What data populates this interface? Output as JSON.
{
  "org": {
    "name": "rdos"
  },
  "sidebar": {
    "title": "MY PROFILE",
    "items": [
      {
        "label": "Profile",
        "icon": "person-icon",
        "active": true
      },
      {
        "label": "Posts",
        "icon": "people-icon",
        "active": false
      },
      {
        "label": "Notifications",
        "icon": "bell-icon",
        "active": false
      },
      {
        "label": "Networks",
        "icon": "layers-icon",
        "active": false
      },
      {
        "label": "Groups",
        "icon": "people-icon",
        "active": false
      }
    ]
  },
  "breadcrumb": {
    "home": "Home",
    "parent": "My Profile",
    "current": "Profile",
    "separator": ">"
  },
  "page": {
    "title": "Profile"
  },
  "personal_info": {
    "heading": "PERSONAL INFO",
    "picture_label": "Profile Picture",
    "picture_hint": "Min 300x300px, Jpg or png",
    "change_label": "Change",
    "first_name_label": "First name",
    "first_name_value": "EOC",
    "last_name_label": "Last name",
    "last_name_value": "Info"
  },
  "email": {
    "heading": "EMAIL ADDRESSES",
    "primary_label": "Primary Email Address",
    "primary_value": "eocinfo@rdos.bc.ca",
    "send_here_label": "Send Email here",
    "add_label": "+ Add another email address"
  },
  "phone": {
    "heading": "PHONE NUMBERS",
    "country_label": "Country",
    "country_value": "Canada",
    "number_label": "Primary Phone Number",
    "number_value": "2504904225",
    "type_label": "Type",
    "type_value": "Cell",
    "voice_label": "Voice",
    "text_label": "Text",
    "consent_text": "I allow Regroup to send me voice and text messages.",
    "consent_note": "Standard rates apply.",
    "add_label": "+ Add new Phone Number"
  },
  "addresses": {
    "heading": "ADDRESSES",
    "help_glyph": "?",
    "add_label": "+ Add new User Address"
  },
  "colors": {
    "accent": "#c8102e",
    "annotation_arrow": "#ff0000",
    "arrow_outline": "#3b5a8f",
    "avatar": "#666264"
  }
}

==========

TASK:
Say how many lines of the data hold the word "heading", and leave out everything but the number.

FINAL ANSWER:
4